#### EXERCISE REQUIREMENTS:
Answer with a single number: how many lines in the listing below include "screenshot"?

#### INPUT FOR THIS TASK:
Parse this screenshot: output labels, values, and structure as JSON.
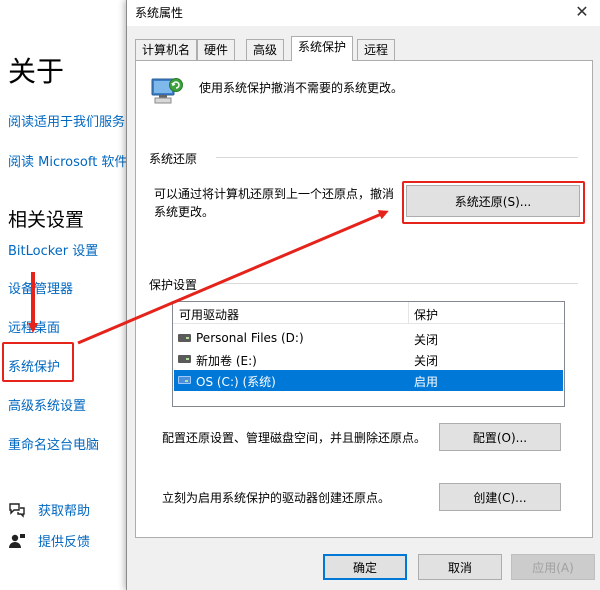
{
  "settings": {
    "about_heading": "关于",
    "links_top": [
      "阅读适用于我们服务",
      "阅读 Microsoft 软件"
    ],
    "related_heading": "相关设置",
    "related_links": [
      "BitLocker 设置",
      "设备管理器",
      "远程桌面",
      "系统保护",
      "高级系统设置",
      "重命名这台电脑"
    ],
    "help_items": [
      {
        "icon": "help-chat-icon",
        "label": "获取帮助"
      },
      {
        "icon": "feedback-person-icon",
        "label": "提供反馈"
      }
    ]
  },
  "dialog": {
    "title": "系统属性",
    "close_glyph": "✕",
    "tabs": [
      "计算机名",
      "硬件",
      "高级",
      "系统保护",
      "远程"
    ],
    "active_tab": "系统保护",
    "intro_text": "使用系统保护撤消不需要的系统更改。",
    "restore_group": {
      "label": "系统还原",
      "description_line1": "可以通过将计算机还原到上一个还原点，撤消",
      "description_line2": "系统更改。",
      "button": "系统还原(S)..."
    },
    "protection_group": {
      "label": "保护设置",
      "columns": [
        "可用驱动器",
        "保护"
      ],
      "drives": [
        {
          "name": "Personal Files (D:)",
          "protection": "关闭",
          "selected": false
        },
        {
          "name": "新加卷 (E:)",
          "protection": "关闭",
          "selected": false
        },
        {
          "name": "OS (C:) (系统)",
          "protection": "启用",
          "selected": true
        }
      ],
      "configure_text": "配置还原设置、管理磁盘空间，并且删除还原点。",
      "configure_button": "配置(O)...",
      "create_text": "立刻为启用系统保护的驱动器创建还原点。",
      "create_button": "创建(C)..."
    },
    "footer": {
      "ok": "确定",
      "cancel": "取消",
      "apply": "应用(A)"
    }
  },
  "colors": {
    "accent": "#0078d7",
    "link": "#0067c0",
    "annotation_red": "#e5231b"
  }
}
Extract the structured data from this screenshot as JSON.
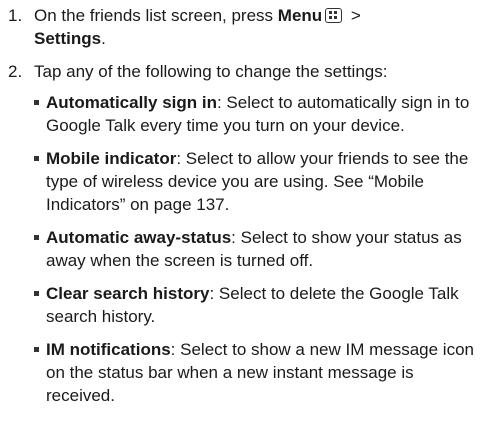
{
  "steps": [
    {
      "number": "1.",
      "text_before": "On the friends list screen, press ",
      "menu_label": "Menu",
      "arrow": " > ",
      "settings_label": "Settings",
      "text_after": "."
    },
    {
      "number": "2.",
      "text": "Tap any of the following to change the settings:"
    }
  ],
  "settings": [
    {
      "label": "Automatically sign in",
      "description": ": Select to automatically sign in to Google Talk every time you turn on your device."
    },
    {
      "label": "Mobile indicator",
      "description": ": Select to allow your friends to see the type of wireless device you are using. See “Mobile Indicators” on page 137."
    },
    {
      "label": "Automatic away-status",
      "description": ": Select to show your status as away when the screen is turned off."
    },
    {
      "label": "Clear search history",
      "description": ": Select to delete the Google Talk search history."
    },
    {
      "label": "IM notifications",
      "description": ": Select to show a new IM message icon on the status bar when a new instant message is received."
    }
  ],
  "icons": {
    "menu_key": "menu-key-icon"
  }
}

#### ANSWER SECTION:
2